## [DESCRIPTION OF THE TASK]
What you should output is the data below, unchanged in every character.

## [INPUT DATA]
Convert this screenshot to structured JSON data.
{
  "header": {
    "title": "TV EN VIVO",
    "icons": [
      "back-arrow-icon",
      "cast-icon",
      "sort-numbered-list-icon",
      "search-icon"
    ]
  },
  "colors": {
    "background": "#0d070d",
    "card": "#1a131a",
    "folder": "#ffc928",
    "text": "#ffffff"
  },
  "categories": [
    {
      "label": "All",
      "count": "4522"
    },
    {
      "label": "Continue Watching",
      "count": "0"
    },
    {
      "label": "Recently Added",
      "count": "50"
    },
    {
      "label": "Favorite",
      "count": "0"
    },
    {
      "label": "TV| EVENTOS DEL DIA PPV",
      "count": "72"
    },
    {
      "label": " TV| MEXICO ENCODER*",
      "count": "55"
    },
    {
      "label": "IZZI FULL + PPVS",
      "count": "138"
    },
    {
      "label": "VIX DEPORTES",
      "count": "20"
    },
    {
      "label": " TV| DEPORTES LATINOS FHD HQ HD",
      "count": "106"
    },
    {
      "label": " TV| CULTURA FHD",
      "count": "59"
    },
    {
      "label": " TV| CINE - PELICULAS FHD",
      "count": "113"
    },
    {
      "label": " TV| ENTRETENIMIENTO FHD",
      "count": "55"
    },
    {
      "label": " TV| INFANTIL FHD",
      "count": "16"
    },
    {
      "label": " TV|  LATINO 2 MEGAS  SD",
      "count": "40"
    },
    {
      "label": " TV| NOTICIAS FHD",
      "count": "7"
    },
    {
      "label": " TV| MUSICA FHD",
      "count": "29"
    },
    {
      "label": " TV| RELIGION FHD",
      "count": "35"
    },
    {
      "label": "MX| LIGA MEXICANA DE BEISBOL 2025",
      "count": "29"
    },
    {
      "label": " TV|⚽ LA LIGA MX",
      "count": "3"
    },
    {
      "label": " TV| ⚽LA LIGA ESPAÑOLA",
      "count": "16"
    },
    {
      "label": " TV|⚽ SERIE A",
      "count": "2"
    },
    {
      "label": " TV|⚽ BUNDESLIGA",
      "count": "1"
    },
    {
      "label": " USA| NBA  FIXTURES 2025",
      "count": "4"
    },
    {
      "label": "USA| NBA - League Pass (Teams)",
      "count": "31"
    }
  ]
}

## [REPLY TO THE TASK]
Convert this screenshot to structured JSON data.
{
  "header": {
    "title": "TV EN VIVO",
    "icons": [
      "back-arrow-icon",
      "cast-icon",
      "sort-numbered-list-icon",
      "search-icon"
    ]
  },
  "colors": {
    "background": "#0d070d",
    "card": "#1a131a",
    "folder": "#ffc928",
    "text": "#ffffff"
  },
  "categories": [
    {
      "label": "All",
      "count": "4522"
    },
    {
      "label": "Continue Watching",
      "count": "0"
    },
    {
      "label": "Recently Added",
      "count": "50"
    },
    {
      "label": "Favorite",
      "count": "0"
    },
    {
      "label": "TV| EVENTOS DEL DIA PPV",
      "count": "72"
    },
    {
      "label": " TV| MEXICO ENCODER*",
      "count": "55"
    },
    {
      "label": "IZZI FULL + PPVS",
      "count": "138"
    },
    {
      "label": "VIX DEPORTES",
      "count": "20"
    },
    {
      "label": " TV| DEPORTES LATINOS FHD HQ HD",
      "count": "106"
    },
    {
      "label": " TV| CULTURA FHD",
      "count": "59"
    },
    {
      "label": " TV| CINE - PELICULAS FHD",
      "count": "113"
    },
    {
      "label": " TV| ENTRETENIMIENTO FHD",
      "count": "55"
    },
    {
      "label": " TV| INFANTIL FHD",
      "count": "16"
    },
    {
      "label": " TV|  LATINO 2 MEGAS  SD",
      "count": "40"
    },
    {
      "label": " TV| NOTICIAS FHD",
      "count": "7"
    },
    {
      "label": " TV| MUSICA FHD",
      "count": "29"
    },
    {
      "label": " TV| RELIGION FHD",
      "count": "35"
    },
    {
      "label": "MX| LIGA MEXICANA DE BEISBOL 2025",
      "count": "29"
    },
    {
      "label": " TV|⚽ LA LIGA MX",
      "count": "3"
    },
    {
      "label": " TV| ⚽LA LIGA ESPAÑOLA",
      "count": "16"
    },
    {
      "label": " TV|⚽ SERIE A",
      "count": "2"
    },
    {
      "label": " TV|⚽ BUNDESLIGA",
      "count": "1"
    },
    {
      "label": " USA| NBA  FIXTURES 2025",
      "count": "4"
    },
    {
      "label": "USA| NBA - League Pass (Teams)",
      "count": "31"
    }
  ]
}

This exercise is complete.